Despite the fact that:
- NJ’s gas tax is one of the lowest in the nation,
- Has not been raised since 1989, and
- Gas is cheaper than it’s been in years,
there is a lot of resistance to the idea of raising the gas tax to fix our crumbling roads and bridges. The most common complaint that we here is, “but my property taxes are already the highest in the country!” We get that because we live here too, but refusing to raise the gas tax because of high property taxes is kind of like cutting off your nose to spite your face. The fact is, bad road conditions lead to extra wear and tear on our cars, time lost in traffic, and gas wasted while idling. Not only that, but it may lead to higher property taxes.
What is the price of inaction, of saying no to funding the Transportation Trust Fund, of letting our roads and bridges continue to deteriorate? It’s more expensive than you think:
“The U.S. Department of Transportation says 66 percent of New Jersey roads are in poor to mediocre condition and that costs drivers an average of $601 a year in repair bills.
‘The data show that over the years, instead of finding a real solution, Congress has decided to send the bill directly to drivers, essentially as a hidden tax,’ Lemmon said. ‘New Jersey drivers are getting a double-whammy—road funding is being shortchanged by both their federal and state governments.’”
- New Jerseyans waste more than a full work-week, or 52 hours per year, stuck in traffic.
- The average annual cost of congestion for New Jersey is $1,465 per licensed driver.
- The cost of congestion in New Jersey has increased to up to $8.6 billion.
- New Jersey has the third longest commute time in the nation.
- In terms of economic competitiveness New Jersey ranks 43rd in the nation largely due to its average 'travel time to work.'
- By 2015, total traffic will grow by 18 percent more vehicle miles traveled on New Jersey's highways and freeways.
- New Jerseyans waste about $345 million annually in fuel due to traffic.
“New Jersey’s bad roads and bridges are costing individual drivers almost $2,000, contribute to higher numbers of fatal crashes on rural roads and cost consumers more money at stores.
The report doesn’t stop at the $1,951 in added costs per driver, based on 2012 numbers. It blamed bad roads and bridges for costing a total of $11.8 billion in additional costs for driver to operate their vehicles. It found that in 2013, 35 percent of the state’s major roads are in poor condition, 41 percent are rated in “mediocre” conditions and 24 percent are ranked good.”
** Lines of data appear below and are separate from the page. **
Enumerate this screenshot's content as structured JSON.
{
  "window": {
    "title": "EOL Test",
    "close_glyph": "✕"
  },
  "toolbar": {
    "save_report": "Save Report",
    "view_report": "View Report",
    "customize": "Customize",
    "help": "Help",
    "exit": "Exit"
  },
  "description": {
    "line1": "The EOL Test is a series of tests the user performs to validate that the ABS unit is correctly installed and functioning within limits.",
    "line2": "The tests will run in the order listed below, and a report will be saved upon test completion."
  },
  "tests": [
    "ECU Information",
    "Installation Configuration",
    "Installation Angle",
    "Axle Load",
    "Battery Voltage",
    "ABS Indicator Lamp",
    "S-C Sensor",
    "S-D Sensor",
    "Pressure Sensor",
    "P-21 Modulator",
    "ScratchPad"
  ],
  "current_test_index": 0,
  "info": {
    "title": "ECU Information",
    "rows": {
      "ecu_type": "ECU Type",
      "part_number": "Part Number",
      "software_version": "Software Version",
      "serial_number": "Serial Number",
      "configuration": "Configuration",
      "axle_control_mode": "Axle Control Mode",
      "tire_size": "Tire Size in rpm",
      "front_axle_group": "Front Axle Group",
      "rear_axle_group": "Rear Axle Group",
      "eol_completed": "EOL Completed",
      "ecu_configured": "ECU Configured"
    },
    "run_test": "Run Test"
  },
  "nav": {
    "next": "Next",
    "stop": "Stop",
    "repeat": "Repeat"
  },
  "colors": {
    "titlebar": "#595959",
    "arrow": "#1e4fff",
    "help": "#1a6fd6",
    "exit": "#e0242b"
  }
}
Please think twice before insisting that we keep the gas tax at the same level it has been since 1989. Because at the end of the day we are only hurting ourselves.
ELEC supports a fully funded Transportation Trust Fund that is DEDICATED to capital improvements.